Foooooget about FOBT, shares in the leading UK sports betting firms rose sharply following the news that the US Supreme Court has lifted the ban on sports betting in the majority of states.
The Professional and Amateur Sports Protection Act has been in force since 1992 but the Supreme Court has deemed it to be unconstitutional. They ruled by 6 votes to 3 in favour of New Jersey in a case brought against the National Collegiate Athletic Association and major professional sports leagues.
Bookmakers believe this to be a landmark decision, opening up a potential market of an estimated $150 billion. That figure was put forward by The American Gaming Association as the sum invested illegally on sports each year. Stock market prices for the leading sports betting companies rose by between 7 and 15%. Many firms had anticipated the move and established a presence in the United States.
Paddy Power Betfair close in on FanDuel acquisition
Paddy Power and Betfair merged in 2016 with Betfair continuing to operate their online betting exchange. The combined company already owns TVG, an American horse racing channel and online betting network. The company acquired mobile-led business DRAFT a year ago for $19million with a subsequent performance related payment of $29million.
Paddy Power Betfair has confirmed that it is now in talks with fantasy sports website FanDuel. They believe that FanDuel would make the ideal partner to develop the Group’s US business. Players can select fantasy sports teams and pit their wits against other punters for cash prizes. FanDuel has a database of around six million users.
Betting exchange firm Smarkets also welcomed the news, Chief Executive Jason Trost calling it “a huge victory for the sports betting industry and for consumers”. Smarkets became Global Betting Partner for Queens Park Rangers Football Club in 2015 and announced that they were partnering The Jockey Club in January this year.
Legal sports betting could begin in June
William Hill could be among the first to benefit via their American arm in New Jersey. William Hill has invested $1million setting up a new sports bar at Monmouth Park Racetrack with obvious potential to be developed as a sports book. The first legal sports wager could be placed as early as June.
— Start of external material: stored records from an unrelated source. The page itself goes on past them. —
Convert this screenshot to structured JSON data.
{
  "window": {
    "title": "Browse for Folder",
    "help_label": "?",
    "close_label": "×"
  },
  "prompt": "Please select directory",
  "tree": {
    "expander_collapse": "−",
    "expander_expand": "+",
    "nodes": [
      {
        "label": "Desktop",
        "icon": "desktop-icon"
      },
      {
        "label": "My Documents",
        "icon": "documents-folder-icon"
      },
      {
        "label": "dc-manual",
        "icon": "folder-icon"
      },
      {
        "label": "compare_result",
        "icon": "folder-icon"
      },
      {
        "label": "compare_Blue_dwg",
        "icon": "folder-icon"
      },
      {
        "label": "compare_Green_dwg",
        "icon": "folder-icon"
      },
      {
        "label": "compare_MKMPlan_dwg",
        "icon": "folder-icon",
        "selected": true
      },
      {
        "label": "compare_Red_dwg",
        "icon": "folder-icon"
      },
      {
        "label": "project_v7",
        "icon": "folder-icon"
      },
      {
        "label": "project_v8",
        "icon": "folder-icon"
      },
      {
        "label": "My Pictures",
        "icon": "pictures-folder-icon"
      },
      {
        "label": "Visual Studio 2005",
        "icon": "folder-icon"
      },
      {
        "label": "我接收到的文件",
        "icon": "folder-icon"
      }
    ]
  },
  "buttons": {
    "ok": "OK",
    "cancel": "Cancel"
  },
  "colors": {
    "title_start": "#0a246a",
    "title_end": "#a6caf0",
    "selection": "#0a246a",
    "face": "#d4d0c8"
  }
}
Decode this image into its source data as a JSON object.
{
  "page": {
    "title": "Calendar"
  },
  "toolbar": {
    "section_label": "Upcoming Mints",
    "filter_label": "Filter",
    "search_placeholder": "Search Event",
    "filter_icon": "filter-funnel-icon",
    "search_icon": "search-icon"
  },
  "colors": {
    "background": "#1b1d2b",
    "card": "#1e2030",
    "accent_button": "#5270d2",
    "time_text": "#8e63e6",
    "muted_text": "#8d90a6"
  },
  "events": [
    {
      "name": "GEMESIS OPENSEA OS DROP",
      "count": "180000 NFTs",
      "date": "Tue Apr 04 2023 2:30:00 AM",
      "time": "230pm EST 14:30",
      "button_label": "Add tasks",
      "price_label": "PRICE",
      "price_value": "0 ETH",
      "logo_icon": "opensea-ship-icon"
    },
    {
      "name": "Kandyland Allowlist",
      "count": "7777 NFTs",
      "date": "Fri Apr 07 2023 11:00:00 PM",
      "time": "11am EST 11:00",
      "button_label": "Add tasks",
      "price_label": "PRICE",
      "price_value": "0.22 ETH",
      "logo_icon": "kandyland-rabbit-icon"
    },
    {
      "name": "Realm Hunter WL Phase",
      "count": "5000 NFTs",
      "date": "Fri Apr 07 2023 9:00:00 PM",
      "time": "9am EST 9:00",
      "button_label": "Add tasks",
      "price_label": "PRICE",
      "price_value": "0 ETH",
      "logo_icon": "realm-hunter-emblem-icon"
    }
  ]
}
New Jersey has already been joined by Connecticut, Pennsylvania, West Virginia and Mississippi by passing laws to allow sports betting. Gambling stakeholders must now reach agreement with the leagues to pave the way for regulated sports betting.
European firms will certainly not be given free rein and will meet plenty of competition from their American rivals and elsewhere. Churchill Downs has announced that it will enter sports-betting markets in New Jersey and Pennsylvania. They are working with SBTech on developing a website and mobile app. and hope to be operational early next year. The Canadian-based Stars Group recently purchased Sky Bet in a combined $4.7billion and stock deal. Stars Group is best known for PokerStars and their acquisition of Sky Bet will inevitably see them become a major force in the sports betting market.